- [ABOUT THIS TASK]: In this exercise, write out the data word for word and leave every image out.

- [DATA FOR THIS EXERCISE]:
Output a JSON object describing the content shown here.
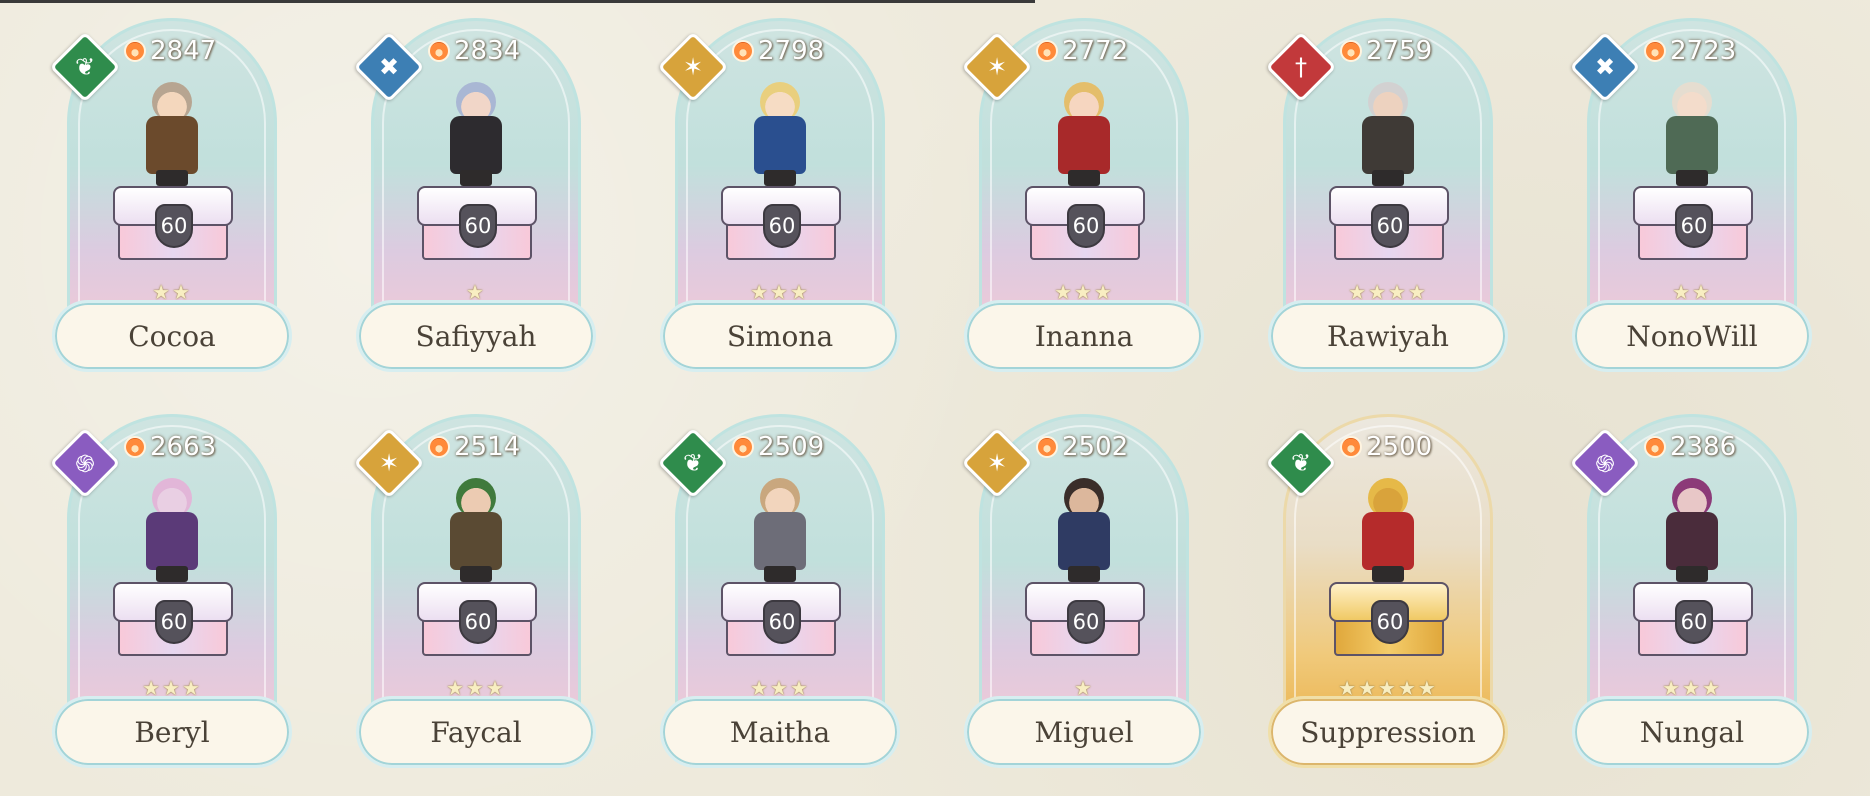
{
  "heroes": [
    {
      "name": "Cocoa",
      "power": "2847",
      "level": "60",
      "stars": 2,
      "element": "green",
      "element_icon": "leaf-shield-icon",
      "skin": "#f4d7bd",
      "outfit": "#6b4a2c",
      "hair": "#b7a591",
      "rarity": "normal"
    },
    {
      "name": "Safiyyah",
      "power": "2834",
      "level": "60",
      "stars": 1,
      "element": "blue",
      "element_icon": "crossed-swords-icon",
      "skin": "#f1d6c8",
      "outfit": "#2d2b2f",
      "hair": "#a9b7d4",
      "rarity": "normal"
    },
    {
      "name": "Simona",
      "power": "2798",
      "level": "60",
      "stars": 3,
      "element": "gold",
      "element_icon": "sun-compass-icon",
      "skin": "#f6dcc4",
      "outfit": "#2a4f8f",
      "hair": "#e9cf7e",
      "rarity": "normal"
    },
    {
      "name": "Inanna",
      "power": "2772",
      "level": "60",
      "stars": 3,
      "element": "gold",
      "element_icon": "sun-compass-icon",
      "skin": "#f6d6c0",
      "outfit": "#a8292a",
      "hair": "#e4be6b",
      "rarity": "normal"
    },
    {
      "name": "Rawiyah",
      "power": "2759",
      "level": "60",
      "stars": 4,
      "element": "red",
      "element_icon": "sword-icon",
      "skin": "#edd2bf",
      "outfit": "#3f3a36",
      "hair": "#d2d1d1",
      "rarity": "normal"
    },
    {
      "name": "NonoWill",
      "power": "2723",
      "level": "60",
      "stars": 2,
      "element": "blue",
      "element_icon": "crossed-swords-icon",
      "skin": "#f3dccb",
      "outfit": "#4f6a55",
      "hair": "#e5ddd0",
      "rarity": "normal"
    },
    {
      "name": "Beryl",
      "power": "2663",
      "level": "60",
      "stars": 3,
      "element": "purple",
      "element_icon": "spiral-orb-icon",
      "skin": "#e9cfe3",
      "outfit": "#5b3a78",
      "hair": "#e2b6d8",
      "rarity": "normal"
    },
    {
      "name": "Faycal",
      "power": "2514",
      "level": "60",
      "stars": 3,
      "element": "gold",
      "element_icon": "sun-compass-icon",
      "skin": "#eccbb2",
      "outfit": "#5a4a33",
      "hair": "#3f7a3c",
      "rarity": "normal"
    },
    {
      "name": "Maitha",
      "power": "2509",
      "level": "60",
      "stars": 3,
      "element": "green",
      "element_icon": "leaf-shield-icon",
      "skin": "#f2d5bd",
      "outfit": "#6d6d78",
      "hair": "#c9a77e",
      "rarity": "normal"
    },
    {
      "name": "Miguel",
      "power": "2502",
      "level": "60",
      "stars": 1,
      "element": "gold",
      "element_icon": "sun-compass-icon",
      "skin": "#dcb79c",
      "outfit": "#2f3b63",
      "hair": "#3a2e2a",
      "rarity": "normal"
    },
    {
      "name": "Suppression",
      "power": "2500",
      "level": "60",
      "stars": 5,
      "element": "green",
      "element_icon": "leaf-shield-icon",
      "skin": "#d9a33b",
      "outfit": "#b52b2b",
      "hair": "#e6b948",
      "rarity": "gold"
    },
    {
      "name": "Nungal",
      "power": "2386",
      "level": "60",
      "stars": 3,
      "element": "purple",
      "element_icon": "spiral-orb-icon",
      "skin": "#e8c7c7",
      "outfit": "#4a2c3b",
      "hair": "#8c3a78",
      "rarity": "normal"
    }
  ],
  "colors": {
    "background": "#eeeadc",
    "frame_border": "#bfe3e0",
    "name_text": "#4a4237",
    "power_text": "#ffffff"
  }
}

- [RESPONSE BOX]:
Output a JSON object describing the content shown here.
{
  "heroes": [
    {
      "name": "Cocoa",
      "power": "2847",
      "level": "60",
      "stars": 2,
      "element": "green",
      "element_icon": "leaf-shield-icon",
      "skin": "#f4d7bd",
      "outfit": "#6b4a2c",
      "hair": "#b7a591",
      "rarity": "normal"
    },
    {
      "name": "Safiyyah",
      "power": "2834",
      "level": "60",
      "stars": 1,
      "element": "blue",
      "element_icon": "crossed-swords-icon",
      "skin": "#f1d6c8",
      "outfit": "#2d2b2f",
      "hair": "#a9b7d4",
      "rarity": "normal"
    },
    {
      "name": "Simona",
      "power": "2798",
      "level": "60",
      "stars": 3,
      "element": "gold",
      "element_icon": "sun-compass-icon",
      "skin": "#f6dcc4",
      "outfit": "#2a4f8f",
      "hair": "#e9cf7e",
      "rarity": "normal"
    },
    {
      "name": "Inanna",
      "power": "2772",
      "level": "60",
      "stars": 3,
      "element": "gold",
      "element_icon": "sun-compass-icon",
      "skin": "#f6d6c0",
      "outfit": "#a8292a",
      "hair": "#e4be6b",
      "rarity": "normal"
    },
    {
      "name": "Rawiyah",
      "power": "2759",
      "level": "60",
      "stars": 4,
      "element": "red",
      "element_icon": "sword-icon",
      "skin": "#edd2bf",
      "outfit": "#3f3a36",
      "hair": "#d2d1d1",
      "rarity": "normal"
    },
    {
      "name": "NonoWill",
      "power": "2723",
      "level": "60",
      "stars": 2,
      "element": "blue",
      "element_icon": "crossed-swords-icon",
      "skin": "#f3dccb",
      "outfit": "#4f6a55",
      "hair": "#e5ddd0",
      "rarity": "normal"
    },
    {
      "name": "Beryl",
      "power": "2663",
      "level": "60",
      "stars": 3,
      "element": "purple",
      "element_icon": "spiral-orb-icon",
      "skin": "#e9cfe3",
      "outfit": "#5b3a78",
      "hair": "#e2b6d8",
      "rarity": "normal"
    },
    {
      "name": "Faycal",
      "power": "2514",
      "level": "60",
      "stars": 3,
      "element": "gold",
      "element_icon": "sun-compass-icon",
      "skin": "#eccbb2",
      "outfit": "#5a4a33",
      "hair": "#3f7a3c",
      "rarity": "normal"
    },
    {
      "name": "Maitha",
      "power": "2509",
      "level": "60",
      "stars": 3,
      "element": "green",
      "element_icon": "leaf-shield-icon",
      "skin": "#f2d5bd",
      "outfit": "#6d6d78",
      "hair": "#c9a77e",
      "rarity": "normal"
    },
    {
      "name": "Miguel",
      "power": "2502",
      "level": "60",
      "stars": 1,
      "element": "gold",
      "element_icon": "sun-compass-icon",
      "skin": "#dcb79c",
      "outfit": "#2f3b63",
      "hair": "#3a2e2a",
      "rarity": "normal"
    },
    {
      "name": "Suppression",
      "power": "2500",
      "level": "60",
      "stars": 5,
      "element": "green",
      "element_icon": "leaf-shield-icon",
      "skin": "#d9a33b",
      "outfit": "#b52b2b",
      "hair": "#e6b948",
      "rarity": "gold"
    },
    {
      "name": "Nungal",
      "power": "2386",
      "level": "60",
      "stars": 3,
      "element": "purple",
      "element_icon": "spiral-orb-icon",
      "skin": "#e8c7c7",
      "outfit": "#4a2c3b",
      "hair": "#8c3a78",
      "rarity": "normal"
    }
  ],
  "colors": {
    "background": "#eeeadc",
    "frame_border": "#bfe3e0",
    "name_text": "#4a4237",
    "power_text": "#ffffff"
  }
}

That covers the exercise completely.